Reporting a claim is not always as simple as calling your insurance company and receiving compensation. Claims, whether they are small or large, affect your insurance policy. Below are five things I recommend my insureds consider before reporting a claim. I point these items out because it’s important that customers understand when and why they should report a claim. Educating yourself about the claims process means being a savvier insurance consumer.
1. Report the claim immediately to your insurance agent or company.
The official guidelines for reporting a claim differ from company to company, so it’s important to check in with your agent or insurer to understand how quickly you need to report a claim. However, as a good rule, it’s important, whichever company you are with, to report claims as soon as they happen. This leaves less chance that details will be forgotten, and reduces the chance that there will be any questions about the claim’s authenticity from your insurance company.
2. Is the claim cost larger than your deductible?
If the claim is not larger than your policy deductible, there is really no reason to report it. In this case, you are financially responsible for the cost of the repair, and there is no benefit to involving the insurance company. You don’t want a reported claim on your policy when you aren’t receiving any financial assistance from your insurance company.
3. Can you handle the claim financially?
Simply put, insurance policies aren’t home- or car-maintenance accounts. Insurance is for catastrophic losses.
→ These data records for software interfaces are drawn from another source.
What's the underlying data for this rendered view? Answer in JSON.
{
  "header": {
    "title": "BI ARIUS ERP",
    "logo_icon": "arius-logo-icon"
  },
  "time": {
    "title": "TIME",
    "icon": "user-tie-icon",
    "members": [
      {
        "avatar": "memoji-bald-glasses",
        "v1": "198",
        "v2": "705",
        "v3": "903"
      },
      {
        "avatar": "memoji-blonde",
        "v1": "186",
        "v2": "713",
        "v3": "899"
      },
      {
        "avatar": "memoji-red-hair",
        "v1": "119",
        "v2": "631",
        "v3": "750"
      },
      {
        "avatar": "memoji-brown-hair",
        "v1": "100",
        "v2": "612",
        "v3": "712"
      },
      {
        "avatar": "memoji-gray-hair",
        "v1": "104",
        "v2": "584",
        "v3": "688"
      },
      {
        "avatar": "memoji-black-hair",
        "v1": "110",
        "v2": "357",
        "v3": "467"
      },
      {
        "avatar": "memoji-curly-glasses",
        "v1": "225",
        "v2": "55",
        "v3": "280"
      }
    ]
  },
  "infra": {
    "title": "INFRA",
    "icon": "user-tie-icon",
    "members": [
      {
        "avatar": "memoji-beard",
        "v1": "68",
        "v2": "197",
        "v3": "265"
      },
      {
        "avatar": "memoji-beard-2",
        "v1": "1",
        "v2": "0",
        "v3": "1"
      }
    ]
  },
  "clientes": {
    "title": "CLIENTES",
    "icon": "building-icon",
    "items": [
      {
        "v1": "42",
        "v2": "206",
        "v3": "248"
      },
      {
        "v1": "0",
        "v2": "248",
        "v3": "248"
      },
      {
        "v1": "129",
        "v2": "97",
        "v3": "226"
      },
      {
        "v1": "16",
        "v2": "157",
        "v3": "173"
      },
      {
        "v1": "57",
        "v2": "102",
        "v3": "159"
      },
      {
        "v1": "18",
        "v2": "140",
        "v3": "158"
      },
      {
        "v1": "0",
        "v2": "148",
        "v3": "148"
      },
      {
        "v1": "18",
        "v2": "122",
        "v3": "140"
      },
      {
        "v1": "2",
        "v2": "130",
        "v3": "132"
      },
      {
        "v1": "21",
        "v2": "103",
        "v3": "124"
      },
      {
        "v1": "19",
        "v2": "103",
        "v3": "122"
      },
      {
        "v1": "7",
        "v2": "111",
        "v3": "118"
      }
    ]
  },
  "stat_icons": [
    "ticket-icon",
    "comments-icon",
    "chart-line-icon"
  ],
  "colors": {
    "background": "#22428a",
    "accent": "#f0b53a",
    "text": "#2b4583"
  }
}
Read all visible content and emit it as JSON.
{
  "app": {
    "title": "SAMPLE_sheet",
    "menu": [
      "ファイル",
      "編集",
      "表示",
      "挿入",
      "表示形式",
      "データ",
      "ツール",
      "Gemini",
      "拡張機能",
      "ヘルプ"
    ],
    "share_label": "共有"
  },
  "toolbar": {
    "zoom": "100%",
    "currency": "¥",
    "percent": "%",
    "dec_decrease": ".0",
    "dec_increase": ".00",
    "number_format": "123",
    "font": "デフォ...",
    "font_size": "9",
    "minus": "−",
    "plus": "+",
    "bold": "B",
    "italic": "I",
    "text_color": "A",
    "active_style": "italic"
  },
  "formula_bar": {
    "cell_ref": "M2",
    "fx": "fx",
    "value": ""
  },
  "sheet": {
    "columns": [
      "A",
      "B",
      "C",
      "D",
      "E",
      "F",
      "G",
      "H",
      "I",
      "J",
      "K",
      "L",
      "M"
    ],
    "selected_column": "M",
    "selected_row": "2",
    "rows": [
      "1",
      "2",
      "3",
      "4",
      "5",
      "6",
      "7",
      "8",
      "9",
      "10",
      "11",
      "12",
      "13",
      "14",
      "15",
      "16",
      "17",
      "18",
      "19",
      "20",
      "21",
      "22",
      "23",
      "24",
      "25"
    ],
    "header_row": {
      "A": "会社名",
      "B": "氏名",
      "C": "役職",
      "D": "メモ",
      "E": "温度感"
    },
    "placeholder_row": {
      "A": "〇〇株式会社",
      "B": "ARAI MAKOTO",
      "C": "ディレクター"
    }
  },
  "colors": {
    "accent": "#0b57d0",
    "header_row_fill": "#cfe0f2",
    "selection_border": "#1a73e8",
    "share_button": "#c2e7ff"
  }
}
Or, in other words, losses that create a significant financial hardship. Though insurance will pay for minor claims, you may end up hurting yourself in the long run, as multiple claims will drive up the policy premium. This means you pay more for your insurance plan each year. Additionally, multiple claims increases the likelihood that your insurance company could cut your policy altogether.
4. Often claims raise the annual premium of your policy.
Though many companies today have accident or claim forgiveness, which means your rate won’t increase for your first claim, it is important to understand how claims generally affect your overall policy premium. The number of claims reported, along with the severity of each, can adversely affect the total price you pay for insurance.
5. Claims stay on your policy record for a specified period of time.
Auto claims typically stay on your record for three years. Home claims stay on your record for five years. Having claims on your policy record can affect you when you shop for insurance. They often make it harder to receive the best possible rate, and certain companies will not accept new insureds with multiple claims.
There is much to consider when deciding whether to report a claim. The best advice I can give is to talk to your agent about each claim. Agents are there to provide you with guidance and education, as well as help you through the claims process. Knowing all the facts can help you make a smart financial decision.